#### Supplied data ####
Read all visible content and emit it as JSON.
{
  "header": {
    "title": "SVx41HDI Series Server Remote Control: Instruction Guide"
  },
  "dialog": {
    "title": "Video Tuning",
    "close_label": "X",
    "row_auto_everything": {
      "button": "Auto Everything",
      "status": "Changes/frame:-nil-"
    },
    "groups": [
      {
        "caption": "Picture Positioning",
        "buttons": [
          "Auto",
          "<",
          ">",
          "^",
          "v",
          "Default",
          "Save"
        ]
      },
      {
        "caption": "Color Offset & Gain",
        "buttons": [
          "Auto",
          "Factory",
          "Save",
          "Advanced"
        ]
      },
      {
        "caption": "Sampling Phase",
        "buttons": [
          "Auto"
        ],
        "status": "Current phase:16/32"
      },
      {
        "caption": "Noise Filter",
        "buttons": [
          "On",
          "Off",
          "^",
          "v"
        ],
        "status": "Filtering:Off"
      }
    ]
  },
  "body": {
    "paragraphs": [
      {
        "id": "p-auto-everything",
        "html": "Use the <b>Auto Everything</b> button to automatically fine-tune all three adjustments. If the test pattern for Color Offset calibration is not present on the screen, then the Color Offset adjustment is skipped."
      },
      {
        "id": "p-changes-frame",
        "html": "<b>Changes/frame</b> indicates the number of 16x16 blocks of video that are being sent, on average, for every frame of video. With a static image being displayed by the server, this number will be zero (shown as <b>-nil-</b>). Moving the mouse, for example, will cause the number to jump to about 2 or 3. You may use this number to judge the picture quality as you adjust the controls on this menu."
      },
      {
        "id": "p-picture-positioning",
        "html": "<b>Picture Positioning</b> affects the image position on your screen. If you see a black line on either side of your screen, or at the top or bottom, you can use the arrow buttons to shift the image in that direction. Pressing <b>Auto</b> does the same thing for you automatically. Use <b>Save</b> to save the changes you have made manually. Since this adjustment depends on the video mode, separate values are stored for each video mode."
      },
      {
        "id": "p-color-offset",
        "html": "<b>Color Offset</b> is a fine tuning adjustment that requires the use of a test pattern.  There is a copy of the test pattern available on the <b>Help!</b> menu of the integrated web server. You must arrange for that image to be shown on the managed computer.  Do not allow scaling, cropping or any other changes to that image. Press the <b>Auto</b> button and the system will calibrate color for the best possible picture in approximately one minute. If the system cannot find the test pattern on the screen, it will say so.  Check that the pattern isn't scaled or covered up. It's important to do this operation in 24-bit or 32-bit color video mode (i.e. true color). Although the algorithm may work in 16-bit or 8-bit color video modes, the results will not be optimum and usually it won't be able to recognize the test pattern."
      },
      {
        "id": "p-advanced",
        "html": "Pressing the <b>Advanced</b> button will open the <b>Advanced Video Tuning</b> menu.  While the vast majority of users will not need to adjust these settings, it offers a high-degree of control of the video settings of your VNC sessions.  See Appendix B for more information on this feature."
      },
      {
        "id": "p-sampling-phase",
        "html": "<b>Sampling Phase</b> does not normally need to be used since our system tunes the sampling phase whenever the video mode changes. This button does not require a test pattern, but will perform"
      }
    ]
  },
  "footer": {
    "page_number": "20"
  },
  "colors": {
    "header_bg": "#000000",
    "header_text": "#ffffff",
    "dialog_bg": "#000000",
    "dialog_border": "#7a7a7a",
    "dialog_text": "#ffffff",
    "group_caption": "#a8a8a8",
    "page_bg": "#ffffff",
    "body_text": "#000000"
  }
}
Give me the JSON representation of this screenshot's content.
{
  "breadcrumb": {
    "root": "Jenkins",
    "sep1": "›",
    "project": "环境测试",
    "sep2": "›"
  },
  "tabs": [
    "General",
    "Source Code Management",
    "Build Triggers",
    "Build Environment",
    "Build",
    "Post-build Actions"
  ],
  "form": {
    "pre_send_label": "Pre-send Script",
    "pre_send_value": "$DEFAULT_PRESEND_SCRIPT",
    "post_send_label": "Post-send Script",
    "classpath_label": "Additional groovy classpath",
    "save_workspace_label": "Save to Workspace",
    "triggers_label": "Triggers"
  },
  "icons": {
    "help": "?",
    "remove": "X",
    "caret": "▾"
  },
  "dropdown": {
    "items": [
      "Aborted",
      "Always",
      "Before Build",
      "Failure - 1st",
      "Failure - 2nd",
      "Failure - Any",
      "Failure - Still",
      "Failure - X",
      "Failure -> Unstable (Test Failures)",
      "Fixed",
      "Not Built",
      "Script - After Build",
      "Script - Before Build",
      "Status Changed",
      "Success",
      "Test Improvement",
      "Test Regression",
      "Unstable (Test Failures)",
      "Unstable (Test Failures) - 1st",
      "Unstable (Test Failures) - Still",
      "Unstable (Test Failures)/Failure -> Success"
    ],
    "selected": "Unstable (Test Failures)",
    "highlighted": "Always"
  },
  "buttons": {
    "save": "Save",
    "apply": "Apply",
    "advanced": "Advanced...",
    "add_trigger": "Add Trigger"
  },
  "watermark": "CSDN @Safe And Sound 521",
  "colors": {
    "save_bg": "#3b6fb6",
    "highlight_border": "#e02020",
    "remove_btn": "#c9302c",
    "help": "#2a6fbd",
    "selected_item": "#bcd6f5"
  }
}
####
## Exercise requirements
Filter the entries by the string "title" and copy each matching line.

## Solution to the problem
    "title": "SVx41HDI Series Server Remote Control: Instruction Guide"
    "title": "Video Tuning",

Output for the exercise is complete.